Sunday, June 15, 2003
Interview: Kathleen O'Neal Gear
Their latest book, "People of the Owl," is set right here in our back yard and tells a fictional tale of a time of tribulation for the tribes that lived there. It's the 11th book in their series, commonly called the "People" books, that uses fiction to teach about Native American cultures.
"What we are doing in the novels is detailing 15,000 years of North American prehistory," Michael Gear said. "The important thing about doing a novel is that you can put real people there in that time. People can relate to fictional characters in a story better than they can to dry facts in an archaeological report."
Kathleen Gear agreed that fiction can make a powerful teaching tool.
"What we try to do is entertain at the same time we educate about North America's archaeology," she said. "If we have done our jobs well at the end of the book, the people who read this novel will understand Poverty Point culture because they have lived in that time, in that place, with those people."
The Gears said they began writing the series because they thought Americans' knowledge of the continent's past was woefully lacking. With 16 million copies of the books in print worldwide, the Gears may be making some headway in their battle. They're surprised by the popularity of the series, which has now been translated into 18 languages, but they say they still have a long way to go.
"More Americans can name archaeological sites in Cambodia than in their own country," Michael Gear said. "In a sense, it's the world's lost heritage. We don't think of North America as being a lost continent, but its prehistory certainly is."
During their research for "People of the Owl," the Gears went to great lengths to find out all they could about Poverty Point. They spoke with local and national experts, analyzed the archaeological reports and used an ethnographic analogy, which means they studied the social, political and religious structures of other tribes in the region and tried to fill in gaps in the archaeological record.
"Archaeological data is like a shredded black and white photograph," said Kathleen Gear. "We piece it back together as best we can, but there are huge gaps in the information. At the Poverty Point site, for example, only one-half of 1 percent of the site has actually been excavated."
With so little to go on, the Gears say it's tough to try to give an accurate portrayal of what life might have been like at the site. But they do try to back everything in the book up with facts.
"Everything that we speculate on in the book is something that we can support to our academic colleagues," Michael Gear said.
As an example, he points to the fact that there are six clans in the book. The idea is based on geography and culture. He said the layout of the city itself indicates that there were six divisions, and the cultures that are descended from Poverty Point all hold the number six sacred.

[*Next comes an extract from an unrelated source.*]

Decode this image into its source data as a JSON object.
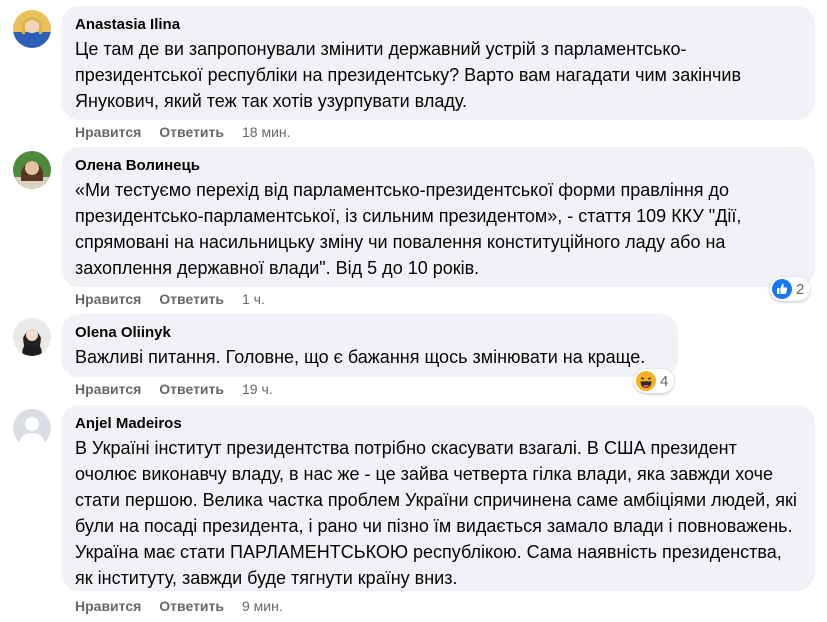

One of the things the Gears most enjoyed about the study of Poverty Point was doing research on the Poverty Point objects, which are the clay objects the natives used to regulate the temperature of their ovens.
"We did a study to find out what they were cooking in the earth ovens, and there were a couple of things in there that are still a mystery to us," Kathleen Gear said. "We found spruce cells and sage. There isn't spruce for miles, and the closest sage is in southern Missouri. They must have been importing these things, and we're still not sure what they were using them for."
The Gears say they find Poverty Point fascinating for a variety of reason, the biggest being that it could be the first city in America. Michael Gear points to the massive moundworks, the population of the Macon Bayou area in general and evidence of trade with tribes as far away as current-day Wisconsin.
"We think that we're justified in making the assertion that it's America's first city," he said. "We think that Poverty Point is where a lot of the ideas came together which would create the eastern culture which would terminate in people like the Choctaw, Chickasaw, Tunica, Caddo and Cherokee. It's the place where everything starts."
As for the Gears, they'll keep writing the "People" books, and they have plenty of cultures left to explore.
"All that we've done so far is touch - just barely touch - the most important cultures in North America," Kathleen Gear said. "There are thousands of cultures left to study. We've only surveyed about 4 percent of North America for archaeological sites, which means there is an extraordinary amount out there that we still don't know."